>>>

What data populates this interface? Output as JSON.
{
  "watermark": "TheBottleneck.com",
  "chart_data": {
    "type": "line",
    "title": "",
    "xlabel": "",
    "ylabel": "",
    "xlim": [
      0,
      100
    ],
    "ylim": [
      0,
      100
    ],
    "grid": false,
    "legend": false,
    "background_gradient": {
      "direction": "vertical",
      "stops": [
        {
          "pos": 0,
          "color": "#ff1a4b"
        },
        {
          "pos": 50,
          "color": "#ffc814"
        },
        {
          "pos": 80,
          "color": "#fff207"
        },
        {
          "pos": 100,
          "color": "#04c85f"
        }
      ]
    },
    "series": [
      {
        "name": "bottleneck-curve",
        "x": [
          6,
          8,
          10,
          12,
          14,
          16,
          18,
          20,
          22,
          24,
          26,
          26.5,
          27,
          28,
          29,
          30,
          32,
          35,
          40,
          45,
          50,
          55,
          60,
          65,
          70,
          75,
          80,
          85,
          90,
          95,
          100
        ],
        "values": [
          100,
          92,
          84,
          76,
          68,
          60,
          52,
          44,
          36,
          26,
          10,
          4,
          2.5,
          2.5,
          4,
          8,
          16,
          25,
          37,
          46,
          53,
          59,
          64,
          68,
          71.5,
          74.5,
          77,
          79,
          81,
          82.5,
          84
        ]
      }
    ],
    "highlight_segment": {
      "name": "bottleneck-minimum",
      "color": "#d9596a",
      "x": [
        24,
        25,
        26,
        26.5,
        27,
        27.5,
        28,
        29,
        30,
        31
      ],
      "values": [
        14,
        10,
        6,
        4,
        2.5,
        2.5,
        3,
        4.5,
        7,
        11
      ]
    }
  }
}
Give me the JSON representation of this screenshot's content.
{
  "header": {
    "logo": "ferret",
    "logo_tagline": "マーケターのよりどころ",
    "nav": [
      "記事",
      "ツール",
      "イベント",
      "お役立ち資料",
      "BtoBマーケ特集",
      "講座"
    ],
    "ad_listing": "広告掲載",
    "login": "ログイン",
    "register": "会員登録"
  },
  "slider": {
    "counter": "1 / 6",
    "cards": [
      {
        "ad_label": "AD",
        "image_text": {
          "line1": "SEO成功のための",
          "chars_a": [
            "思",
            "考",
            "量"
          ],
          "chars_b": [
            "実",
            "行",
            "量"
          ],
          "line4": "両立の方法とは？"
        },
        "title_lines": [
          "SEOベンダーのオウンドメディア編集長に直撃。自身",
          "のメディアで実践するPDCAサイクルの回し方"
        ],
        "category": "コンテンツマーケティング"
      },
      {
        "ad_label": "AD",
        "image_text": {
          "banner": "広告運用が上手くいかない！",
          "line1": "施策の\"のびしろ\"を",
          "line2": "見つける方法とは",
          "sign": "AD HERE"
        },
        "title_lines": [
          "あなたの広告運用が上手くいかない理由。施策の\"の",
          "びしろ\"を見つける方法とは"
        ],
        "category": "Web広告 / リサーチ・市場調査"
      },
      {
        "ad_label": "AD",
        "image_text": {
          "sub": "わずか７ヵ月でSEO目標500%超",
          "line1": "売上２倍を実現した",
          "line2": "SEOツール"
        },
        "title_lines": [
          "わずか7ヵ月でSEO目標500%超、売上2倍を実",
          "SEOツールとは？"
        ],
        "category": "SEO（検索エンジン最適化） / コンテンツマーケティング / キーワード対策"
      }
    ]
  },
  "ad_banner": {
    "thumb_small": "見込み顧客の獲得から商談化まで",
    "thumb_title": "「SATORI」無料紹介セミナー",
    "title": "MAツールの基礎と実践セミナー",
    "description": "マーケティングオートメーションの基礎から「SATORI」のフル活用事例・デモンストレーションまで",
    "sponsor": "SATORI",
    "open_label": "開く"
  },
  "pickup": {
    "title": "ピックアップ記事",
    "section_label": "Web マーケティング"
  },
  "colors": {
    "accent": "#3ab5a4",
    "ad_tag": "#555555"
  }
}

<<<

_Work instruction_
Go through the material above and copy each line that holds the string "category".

_Your response_
        "category": "コンテンツマーケティング"
        "category": "Web広告 / リサーチ・市場調査"
        "category": "SEO（検索エンジン最適化） / コンテンツマーケティング / キーワード対策"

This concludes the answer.